[PROVIDED MATERIAL Boundary: Start]

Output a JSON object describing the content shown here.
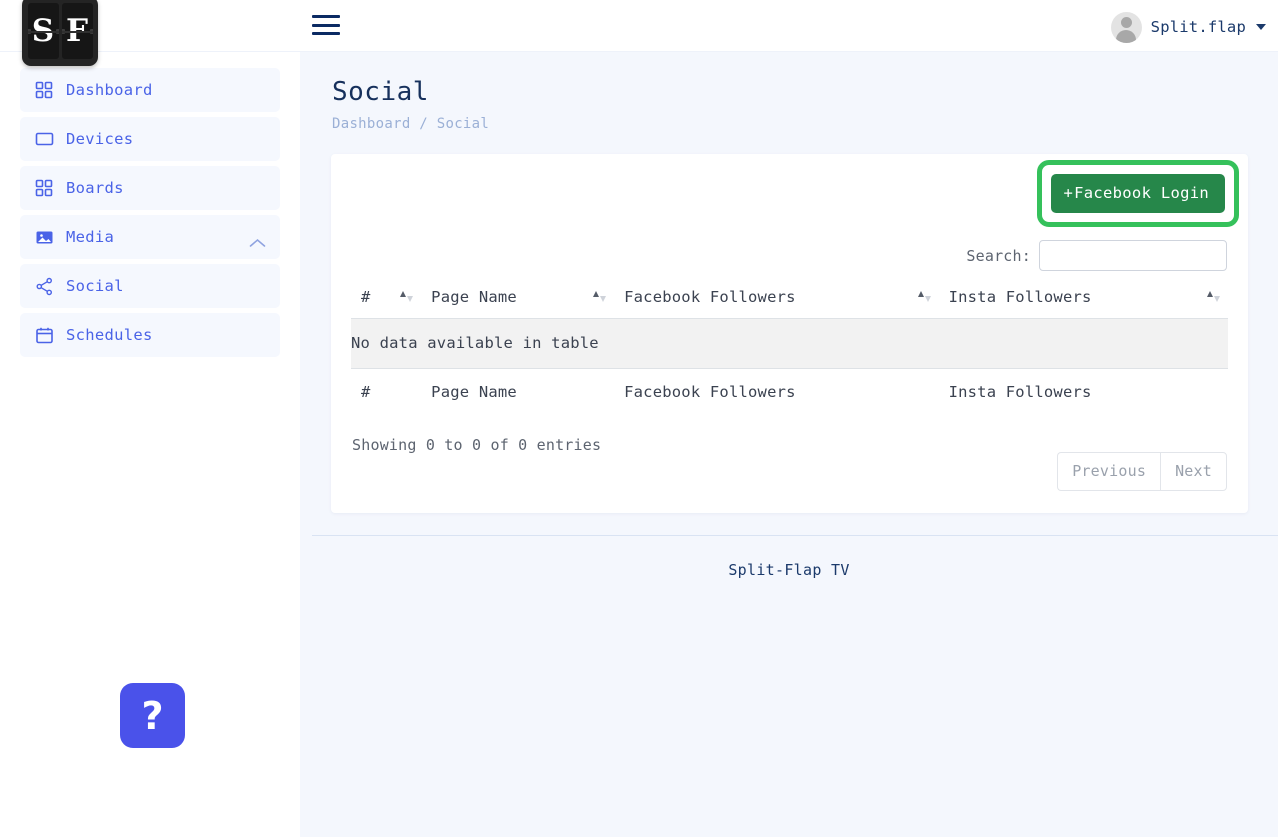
{
  "brand": {
    "logo_chars": [
      "S",
      "F"
    ],
    "logo_name": "split-flap-logo"
  },
  "topbar": {
    "menu_icon": "hamburger-icon",
    "user": {
      "name": "Split.flap",
      "avatar_icon": "user-avatar-icon",
      "caret_icon": "chevron-down-icon"
    }
  },
  "sidebar": {
    "items": [
      {
        "label": "Dashboard",
        "icon": "grid-icon",
        "expandable": false
      },
      {
        "label": "Devices",
        "icon": "monitor-icon",
        "expandable": false
      },
      {
        "label": "Boards",
        "icon": "grid-icon",
        "expandable": false
      },
      {
        "label": "Media",
        "icon": "image-icon",
        "expandable": true,
        "chevron": "chevron-up-icon"
      },
      {
        "label": "Social",
        "icon": "share-icon",
        "expandable": false
      },
      {
        "label": "Schedules",
        "icon": "calendar-icon",
        "expandable": false
      }
    ],
    "help_button": {
      "label": "?",
      "icon": "question-mark-icon"
    }
  },
  "page": {
    "title": "Social",
    "breadcrumb": "Dashboard / Social"
  },
  "card": {
    "primary_action": {
      "plus": "+",
      "label": "Facebook Login",
      "highlighted": true
    },
    "search": {
      "label": "Search:",
      "value": "",
      "placeholder": ""
    },
    "table": {
      "columns": [
        "#",
        "Page Name",
        "Facebook Followers",
        "Insta Followers"
      ],
      "rows": [],
      "empty_message": "No data available in table",
      "sort_icon": "sort-arrows-icon"
    },
    "entries_info": "Showing 0 to 0 of 0 entries",
    "pagination": {
      "previous": "Previous",
      "next": "Next"
    }
  },
  "footer": {
    "text": "Split-Flap TV"
  },
  "colors": {
    "accent_blue": "#4a63e7",
    "brand_navy": "#16305c",
    "button_green": "#26874a",
    "highlight_green": "#35c15b",
    "help_indigo": "#4a52ea",
    "page_bg": "#f4f7fd"
  }
}
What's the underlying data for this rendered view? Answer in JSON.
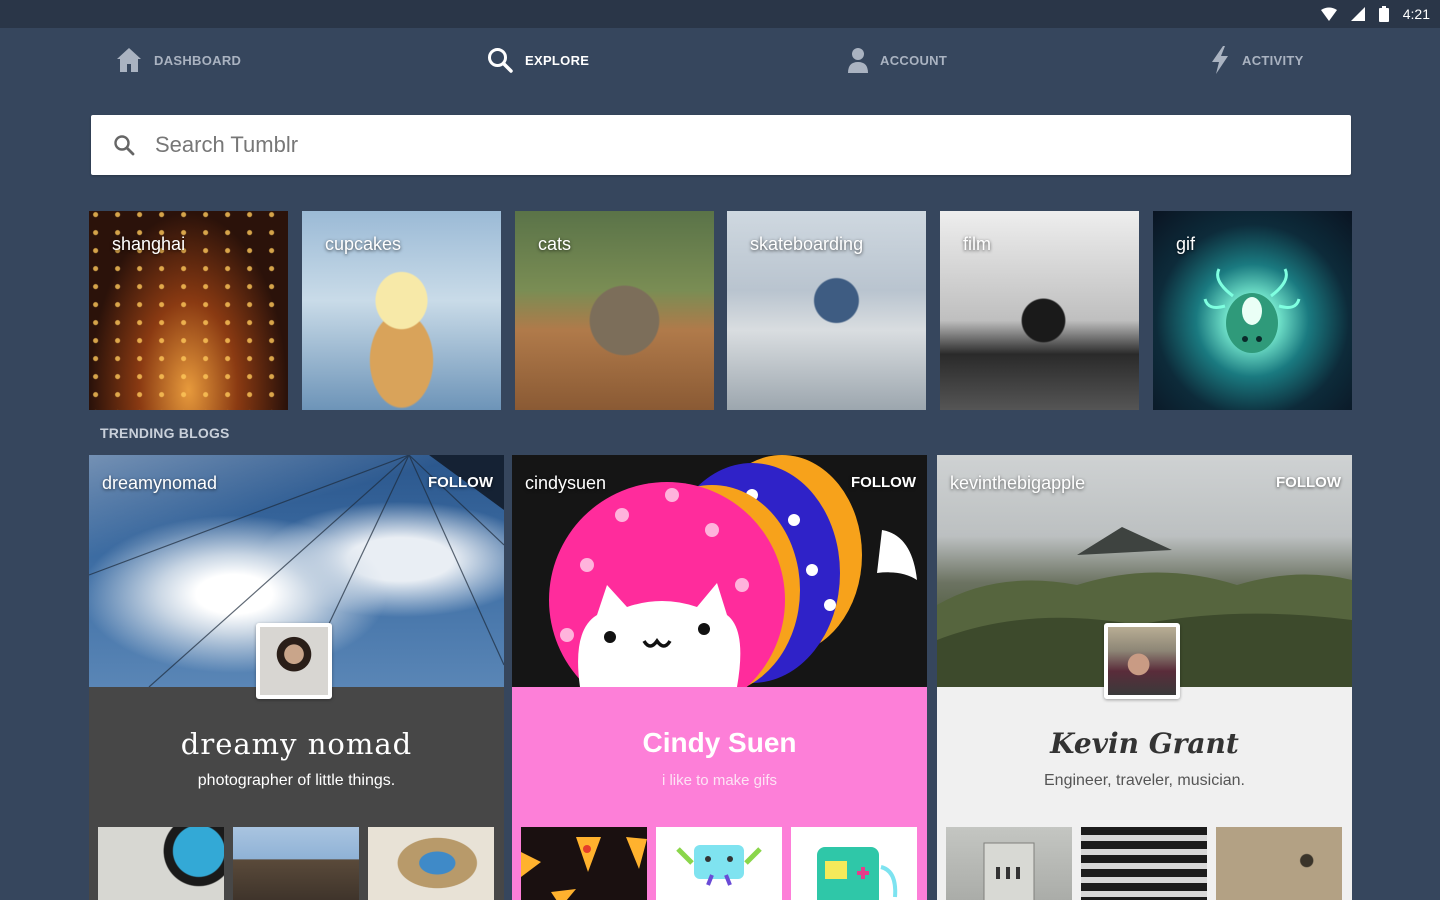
{
  "status_bar": {
    "time": "4:21"
  },
  "nav": {
    "dashboard": "DASHBOARD",
    "explore": "EXPLORE",
    "account": "ACCOUNT",
    "activity": "ACTIVITY"
  },
  "search": {
    "placeholder": "Search Tumblr"
  },
  "tags": [
    {
      "label": "shanghai"
    },
    {
      "label": "cupcakes"
    },
    {
      "label": "cats"
    },
    {
      "label": "skateboarding"
    },
    {
      "label": "film"
    },
    {
      "label": "gif"
    }
  ],
  "trending": {
    "title": "TRENDING BLOGS",
    "blogs": [
      {
        "name": "dreamynomad",
        "follow": "FOLLOW",
        "title": "dreamy nomad",
        "description": "photographer of little things."
      },
      {
        "name": "cindysuen",
        "follow": "FOLLOW",
        "title": "Cindy Suen",
        "description": "i like to make gifs"
      },
      {
        "name": "kevinthebigapple",
        "follow": "FOLLOW",
        "title": "Kevin Grant",
        "description": "Engineer, traveler, musician."
      }
    ]
  },
  "colors": {
    "background": "#36465d",
    "status_bar": "#2a3648",
    "cindy_accent": "#fd7fd8",
    "dreamy_body": "#474747"
  },
  "icons": {
    "dashboard": "house-icon",
    "explore": "search-icon",
    "account": "person-icon",
    "activity": "lightning-icon"
  }
}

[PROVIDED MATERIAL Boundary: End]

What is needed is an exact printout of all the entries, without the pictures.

» **ANSWER TO THIS PROBLEM**:
Output a JSON object describing the content shown here.
{
  "brand": {
    "logo_chars": [
      "S",
      "F"
    ],
    "logo_name": "split-flap-logo"
  },
  "topbar": {
    "menu_icon": "hamburger-icon",
    "user": {
      "name": "Split.flap",
      "avatar_icon": "user-avatar-icon",
      "caret_icon": "chevron-down-icon"
    }
  },
  "sidebar": {
    "items": [
      {
        "label": "Dashboard",
        "icon": "grid-icon",
        "expandable": false
      },
      {
        "label": "Devices",
        "icon": "monitor-icon",
        "expandable": false
      },
      {
        "label": "Boards",
        "icon": "grid-icon",
        "expandable": false
      },
      {
        "label": "Media",
        "icon": "image-icon",
        "expandable": true,
        "chevron": "chevron-up-icon"
      },
      {
        "label": "Social",
        "icon": "share-icon",
        "expandable": false
      },
      {
        "label": "Schedules",
        "icon": "calendar-icon",
        "expandable": false
      }
    ],
    "help_button": {
      "label": "?",
      "icon": "question-mark-icon"
    }
  },
  "page": {
    "title": "Social",
    "breadcrumb": "Dashboard / Social"
  },
  "card": {
    "primary_action": {
      "plus": "+",
      "label": "Facebook Login",
      "highlighted": true
    },
    "search": {
      "label": "Search:",
      "value": "",
      "placeholder": ""
    },
    "table": {
      "columns": [
        "#",
        "Page Name",
        "Facebook Followers",
        "Insta Followers"
      ],
      "rows": [],
      "empty_message": "No data available in table",
      "sort_icon": "sort-arrows-icon"
    },
    "entries_info": "Showing 0 to 0 of 0 entries",
    "pagination": {
      "previous": "Previous",
      "next": "Next"
    }
  },
  "footer": {
    "text": "Split-Flap TV"
  },
  "colors": {
    "accent_blue": "#4a63e7",
    "brand_navy": "#16305c",
    "button_green": "#26874a",
    "highlight_green": "#35c15b",
    "help_indigo": "#4a52ea",
    "page_bg": "#f4f7fd"
  }
}
What's the underlying data for this rendered view? Answer in JSON.
{
  "status_bar": {
    "time": "4:21"
  },
  "nav": {
    "dashboard": "DASHBOARD",
    "explore": "EXPLORE",
    "account": "ACCOUNT",
    "activity": "ACTIVITY"
  },
  "search": {
    "placeholder": "Search Tumblr"
  },
  "tags": [
    {
      "label": "shanghai"
    },
    {
      "label": "cupcakes"
    },
    {
      "label": "cats"
    },
    {
      "label": "skateboarding"
    },
    {
      "label": "film"
    },
    {
      "label": "gif"
    }
  ],
  "trending": {
    "title": "TRENDING BLOGS",
    "blogs": [
      {
        "name": "dreamynomad",
        "follow": "FOLLOW",
        "title": "dreamy nomad",
        "description": "photographer of little things."
      },
      {
        "name": "cindysuen",
        "follow": "FOLLOW",
        "title": "Cindy Suen",
        "description": "i like to make gifs"
      },
      {
        "name": "kevinthebigapple",
        "follow": "FOLLOW",
        "title": "Kevin Grant",
        "description": "Engineer, traveler, musician."
      }
    ]
  },
  "colors": {
    "background": "#36465d",
    "status_bar": "#2a3648",
    "cindy_accent": "#fd7fd8",
    "dreamy_body": "#474747"
  },
  "icons": {
    "dashboard": "house-icon",
    "explore": "search-icon",
    "account": "person-icon",
    "activity": "lightning-icon"
  }
}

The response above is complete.